When we reached the opposite shore, the donkey knew he was supposed to climb out first. The old man mounted his weathered friend and started up the hill. We followed him. Near the top a group of small white buildings sprouted like mushrooms. They had blue doors and a ladder leaned against one of the walls.
We followed the man inside the smallest structure. The walls were covered with brown handprints. He gestured for us to sit down. Hamouda kneeled in front of him. Sherif took Hamouda’s head in his hands and began to pray. I couldn’t understand any of the words.
Kermit once told me that he couldn’t tell the secret of healing if he wanted to keep his gift. His grandmother had passed it on to him, and he said if he told anyone it would be gone. I wondered if Kermit still had his gift, or if he’d given it up already. I wondered how he decided who to give it to. Selfishly, I wanted it to be me. I wanted to swim across the ocean lying behind the maribou’s walls. I wanted to walk across Virginia, climb the Appalachian Mountains and tell Kermit that I wanted to know his secrets. But I had known the last time I’d seen him that they were already gone.
After twenty minutes, Sherif let go of Hamouda’s head and took a water jug and a bowl of dried henna from a corner of the room. He painted Hamouda’s hands with wet henna and pointed toward the wall. Hamouda added his prints to the hundreds that had come before. Sherif poured more water into a plastic bottle and instructed Hamouda to bathe with it when he got home.

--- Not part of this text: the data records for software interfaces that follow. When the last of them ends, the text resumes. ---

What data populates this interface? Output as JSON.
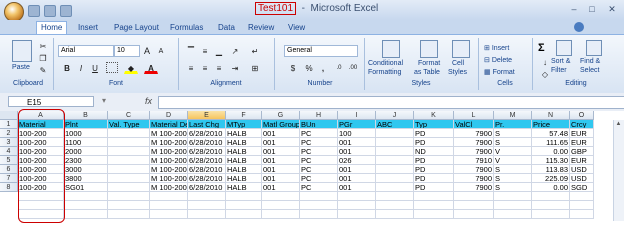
{
  "window": {
    "doc_name": "Test101",
    "app_name": "Microsoft Excel"
  },
  "tabs": [
    "Home",
    "Insert",
    "Page Layout",
    "Formulas",
    "Data",
    "Review",
    "View"
  ],
  "ribbon": {
    "clipboard": {
      "paste": "Paste",
      "label": "Clipboard"
    },
    "font": {
      "name": "Arial",
      "size": "10",
      "label": "Font"
    },
    "alignment": {
      "label": "Alignment"
    },
    "number": {
      "format": "General",
      "currency": "$",
      "percent": "%",
      "comma": ",",
      "label": "Number"
    },
    "styles": {
      "conditional": "Conditional",
      "formatting": "Formatting",
      "format_as": "Format",
      "as_table": "as Table",
      "cell": "Cell",
      "cell_styles": "Styles",
      "label": "Styles"
    },
    "cells": {
      "insert": "Insert",
      "delete": "Delete",
      "format": "Format",
      "label": "Cells"
    },
    "editing": {
      "sum": "Σ",
      "sort": "Sort &",
      "filter": "Filter",
      "find": "Find &",
      "select": "Select",
      "label": "Editing"
    }
  },
  "formula_bar": {
    "name_box": "E15",
    "fx": "fx",
    "content": ""
  },
  "grid": {
    "columns": [
      "A",
      "B",
      "C",
      "D",
      "E",
      "F",
      "G",
      "H",
      "I",
      "J",
      "K",
      "L",
      "M",
      "N",
      "O"
    ],
    "selected_column": "E",
    "rows": [
      "1",
      "2",
      "3",
      "4",
      "5",
      "6",
      "7",
      "8"
    ],
    "header_row": [
      "Material",
      "Plnt",
      "Val. Type",
      "Material Des",
      "Last Chg",
      "MTyp",
      "Matl Group",
      "BUn",
      "PGr",
      "ABC",
      "Typ",
      "ValCl",
      "Pr.",
      "Price",
      "Crcy"
    ],
    "data": [
      [
        "100-200",
        "1000",
        "",
        "M 100-200",
        "6/28/2010",
        "HALB",
        "001",
        "PC",
        "100",
        "",
        "PD",
        "7900",
        "S",
        "57.48",
        "EUR"
      ],
      [
        "100-200",
        "1100",
        "",
        "M 100-200",
        "6/28/2010",
        "HALB",
        "001",
        "PC",
        "001",
        "",
        "PD",
        "7900",
        "S",
        "111.65",
        "EUR"
      ],
      [
        "100-200",
        "2000",
        "",
        "M 100-200",
        "6/28/2010",
        "HALB",
        "001",
        "PC",
        "001",
        "",
        "ND",
        "7900",
        "V",
        "0.00",
        "GBP"
      ],
      [
        "100-200",
        "2300",
        "",
        "M 100-200",
        "6/28/2010",
        "HALB",
        "001",
        "PC",
        "026",
        "",
        "PD",
        "7910",
        "V",
        "115.30",
        "EUR"
      ],
      [
        "100-200",
        "3000",
        "",
        "M 100-200",
        "6/28/2010",
        "HALB",
        "001",
        "PC",
        "001",
        "",
        "PD",
        "7900",
        "S",
        "113.83",
        "USD"
      ],
      [
        "100-200",
        "3800",
        "",
        "M 100-200",
        "6/28/2010",
        "HALB",
        "001",
        "PC",
        "001",
        "",
        "PD",
        "7900",
        "S",
        "225.09",
        "USD"
      ],
      [
        "100-200",
        "SG01",
        "",
        "M 100-200",
        "6/28/2010",
        "HALB",
        "001",
        "PC",
        "001",
        "",
        "PD",
        "7900",
        "S",
        "0.00",
        "SGD"
      ]
    ]
  },
  "colors": {
    "header_fill": "#2fc7ef",
    "highlight": "#cc0000"
  }
}
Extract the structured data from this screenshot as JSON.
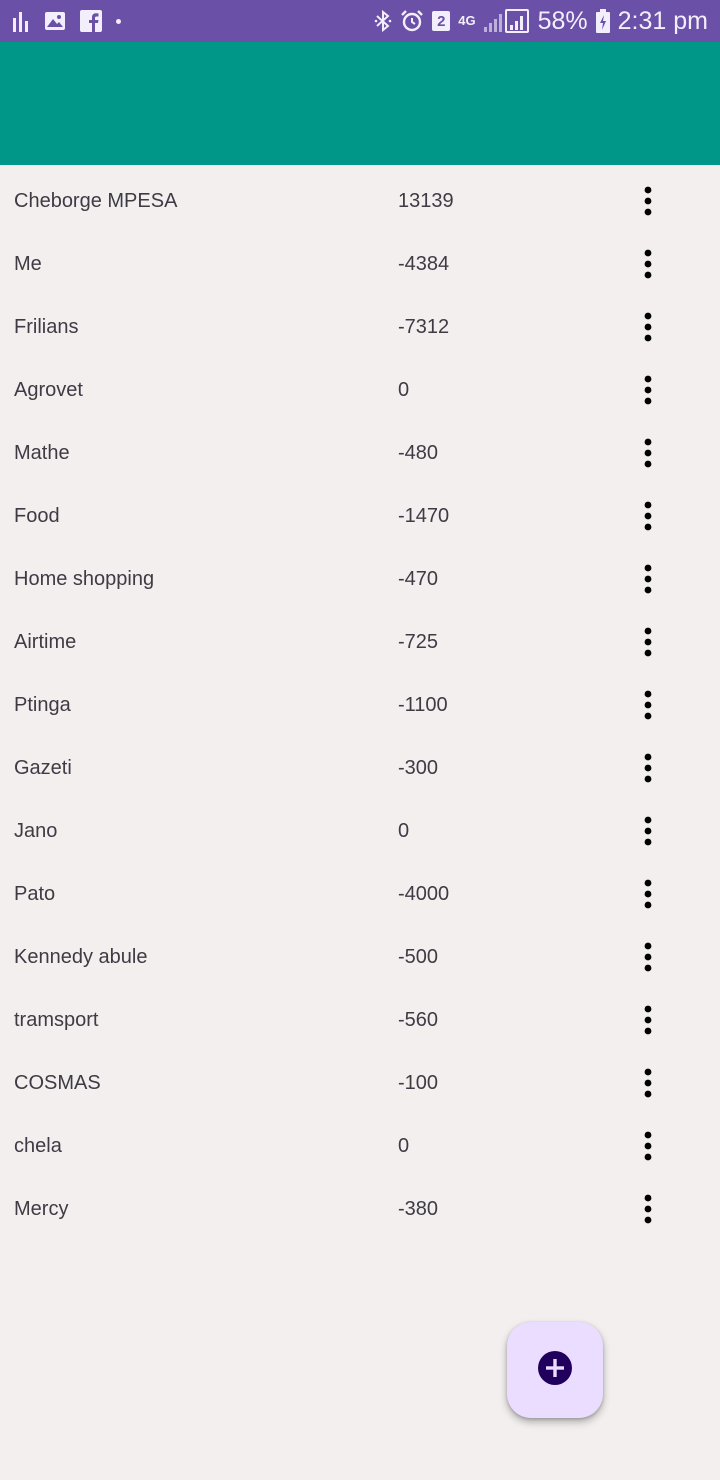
{
  "status_bar": {
    "battery": "58%",
    "time": "2:31 pm",
    "notification_badge": "2",
    "network": "4G",
    "icons": [
      "bar-chart-icon",
      "image-icon",
      "facebook-icon",
      "dot-icon",
      "bluetooth-icon",
      "alarm-icon",
      "signal-icon",
      "battery-charging-icon"
    ]
  },
  "colors": {
    "status_bar": "#6a50a7",
    "app_bar": "#009688",
    "background": "#f2efee",
    "fab": "#eaddff",
    "fab_icon": "#21005d"
  },
  "accounts": [
    {
      "name": "Cheborge MPESA",
      "value": "13139"
    },
    {
      "name": "Me",
      "value": "-4384"
    },
    {
      "name": "Frilians",
      "value": "-7312"
    },
    {
      "name": "Agrovet",
      "value": "0"
    },
    {
      "name": "Mathe",
      "value": "-480"
    },
    {
      "name": "Food",
      "value": "-1470"
    },
    {
      "name": "Home shopping",
      "value": "-470"
    },
    {
      "name": "Airtime",
      "value": "-725"
    },
    {
      "name": "Ptinga",
      "value": "-1100"
    },
    {
      "name": "Gazeti",
      "value": "-300"
    },
    {
      "name": "Jano",
      "value": "0"
    },
    {
      "name": "Pato",
      "value": "-4000"
    },
    {
      "name": "Kennedy abule",
      "value": "-500"
    },
    {
      "name": "tramsport",
      "value": "-560"
    },
    {
      "name": "COSMAS",
      "value": "-100"
    },
    {
      "name": "chela",
      "value": "0"
    },
    {
      "name": "Mercy",
      "value": "-380"
    }
  ],
  "row_menu_icon": "more-vert-icon",
  "fab": {
    "icon": "add-circle-icon"
  }
}
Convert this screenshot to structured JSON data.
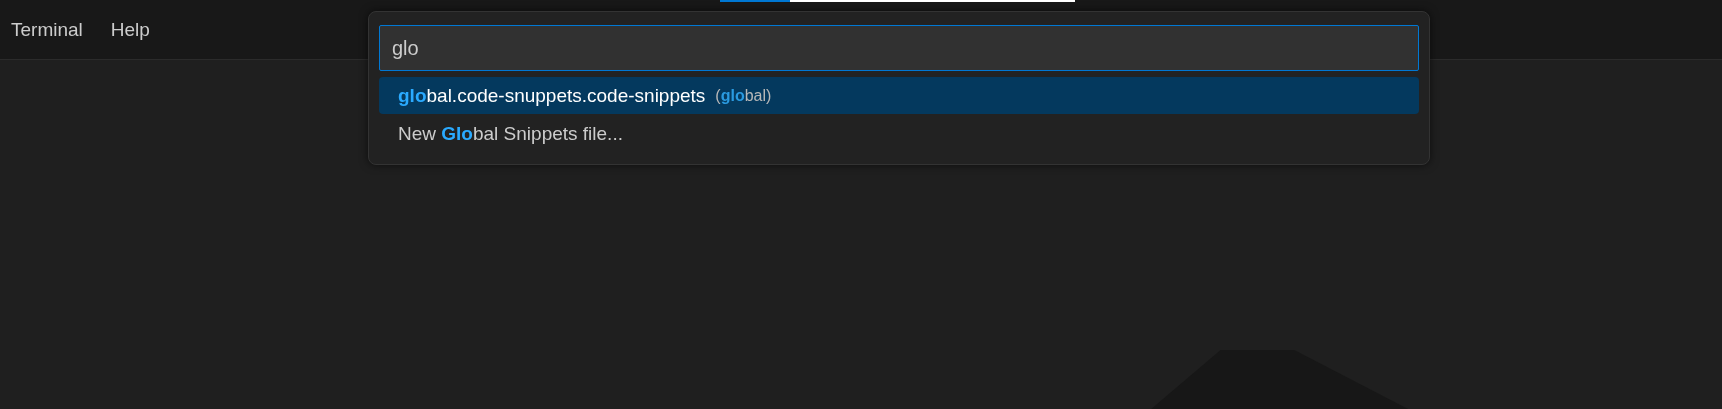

We crossed the lagoon with the donkey. Saïd and his mother looked up the hill and Saïd offered to carry her on his back. Rabia laughed at him.
“What happens now?” I could barely find the words in Arabic to ask.
“Now,” Sherif said. “We wait.”